Second, that justice system needs to focus on rehabilitation, not just retribution. The good done by taking criminals off the streets is offset when they are released still more violent and maladjusted, as is attested by the two-thirds of California’s parolees who end up back behind bars. The $60 billion spent on prisons should be shifted away from paying salaries of union employees guarding human warehouses and to funding transparent, competitive facilities for rehabilitation and work reentry — in fact, in line with some of the reforms under way in California today.
Being tough on crime shouldn’t mean more of the same; it should mean fixing the vicious cycle of crime and incarceration by redefining both.
— Stan Alcorn
R.C. Hoiles was famous — or infamous — for his objection to the very premise of schools run by the government. America would be better off, he believed, if private institutions arose, funded by various sources, to meet the incredibly varied learning needs and aptitudes of individuals.
Education, of course, as Hoiles knew, is fundamental for society’s prosperity, a culture’s perseverance and individual achievement. We’re never more than one generation from eviscerating either, or both.
Ever-expanding government control coupled with relentless “progressive” teaching theories have transformed education into something far short of advancing self-responsibility, voluntary associations, free enterprise and life independent of government.
The problem is public education, Hoiles wrote. Government schools don’t dare teach liberty or independence because at essence, they operate by denying both.
“They dare not teach the spirit of the Constitution as set forth in the … Declaration of Independence,” Hoiles wrote, “because it says that all men, not just the majority, are endowed by their Creator with certain unalienable rights.”
Government schools, at best, reflect majority rule, and, inevitably, elitist policymakers’ dictates. As Hoiles observed: “They dare not teach their pupils to believe that if it is wicked and a violation of the Golden Rule for one man to do a thing, it is still wicked and a violation of the Golden Rule if 49 percent or 99 percent of the people do the same thing.”
Majority rule endows government-run education.
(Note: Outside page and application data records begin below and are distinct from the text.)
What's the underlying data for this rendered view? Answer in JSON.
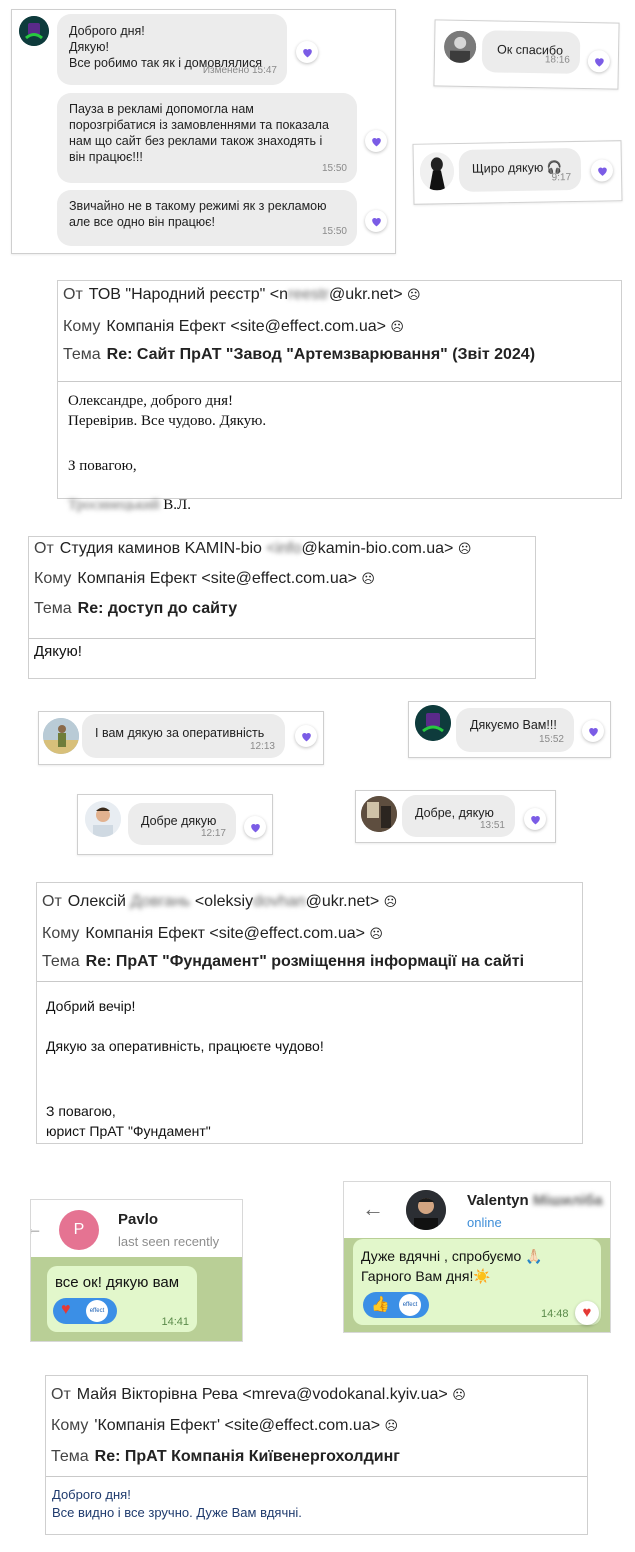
{
  "chat1": {
    "messages": [
      {
        "text": "Доброго дня!\nДякую!\nВсе робимо так як і домовлялися",
        "time": "Изменено 15:47"
      },
      {
        "text": "Пауза в рекламі допомогла нам порозгрібатися із замовленнями та показала нам що сайт без реклами також знаходять і він працює!!!",
        "time": "15:50"
      },
      {
        "text": "Звичайно не в такому режимі як з рекламою але все одно він працює!",
        "time": "15:50"
      }
    ]
  },
  "chat_ok": {
    "text": "Ок спасибо",
    "time": "18:16"
  },
  "chat_shchyro": {
    "text": "Щиро дякую 🎧",
    "time": "9:17"
  },
  "email1": {
    "from_label": "От",
    "from_name": "ТОВ \"Народний реєстр\"",
    "from_email_open": "<n",
    "from_email_blur": "reestr",
    "from_email_close": "@ukr.net>",
    "to_label": "Кому",
    "to": "Компанія Ефект <site@effect.com.ua>",
    "subject_label": "Тема",
    "subject": "Re: Сайт ПрАТ \"Завод \"Артемзварювання\" (Звіт 2024)",
    "body_1": "Олександре, доброго дня!\nПеревірив. Все чудово. Дякую.",
    "body_2": "З повагою,",
    "signature_blur": "Тросинецький",
    "signature_tail": " В.Л."
  },
  "email2": {
    "from_label": "От",
    "from_name": "Студия каминов KAMIN-bio",
    "from_email_blur": "<info",
    "from_email_close": "@kamin-bio.com.ua>",
    "to_label": "Кому",
    "to": "Компанія Ефект <site@effect.com.ua>",
    "subject_label": "Тема",
    "subject": "Re: доступ до сайту",
    "body": "Дякую!"
  },
  "chat_vam": {
    "text": "І вам дякую за оперативність",
    "time": "12:13"
  },
  "chat_dyakuiemo": {
    "text": "Дякуємо Вам!!!",
    "time": "15:52"
  },
  "chat_dobre1": {
    "text": "Добре дякую",
    "time": "12:17"
  },
  "chat_dobre2": {
    "text": "Добре, дякую",
    "time": "13:51"
  },
  "email3": {
    "from_label": "От",
    "from_name": "Олексій",
    "from_name_blur": "Довгань",
    "from_email_open": "<oleksiy",
    "from_email_blur": "dovhan",
    "from_email_close": "@ukr.net>",
    "to_label": "Кому",
    "to": "Компанія Ефект <site@effect.com.ua>",
    "subject_label": "Тема",
    "subject": "Re: ПрАТ \"Фундамент\" розміщення інформації на сайті",
    "body_1": "Добрий вечір!",
    "body_2": "Дякую за оперативність, працюєте чудово!",
    "body_3": "З повагою,\nюрист ПрАТ \"Фундамент\""
  },
  "tg_pavlo": {
    "avatar_letter": "P",
    "name": "Pavlo",
    "status": "last seen recently",
    "message": "все ок! дякую вам",
    "time": "14:41",
    "reaction_logo": "effect"
  },
  "tg_valentyn": {
    "name": "Valentyn",
    "name_blur": "Мішиліба",
    "status": "online",
    "message": "Дуже вдячні , спробуємо 🙏🏻\nГарного Вам дня!☀️",
    "time": "14:48",
    "reaction_logo": "effect"
  },
  "email4": {
    "from_label": "От",
    "from": "Майя Вікторівна Рева <mreva@vodokanal.kyiv.ua>",
    "to_label": "Кому",
    "to": "'Компанія Ефект' <site@effect.com.ua>",
    "subject_label": "Тема",
    "subject": "Re: ПрАТ Компанія Київенергохолдинг",
    "body": "Доброго дня!\nВсе видно і все зручно. Дуже Вам вдячні."
  },
  "colors": {
    "heart": "#7b5ce6",
    "tg_green": "#e2f7cb",
    "tg_blue": "#3b8fe6",
    "accent_red": "#e53935"
  }
}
It obligates “compulsory education” and forcibly assigns costs even to those who’d rather not pay. It’s understandable the product is wanting.
— Mark Landsbaum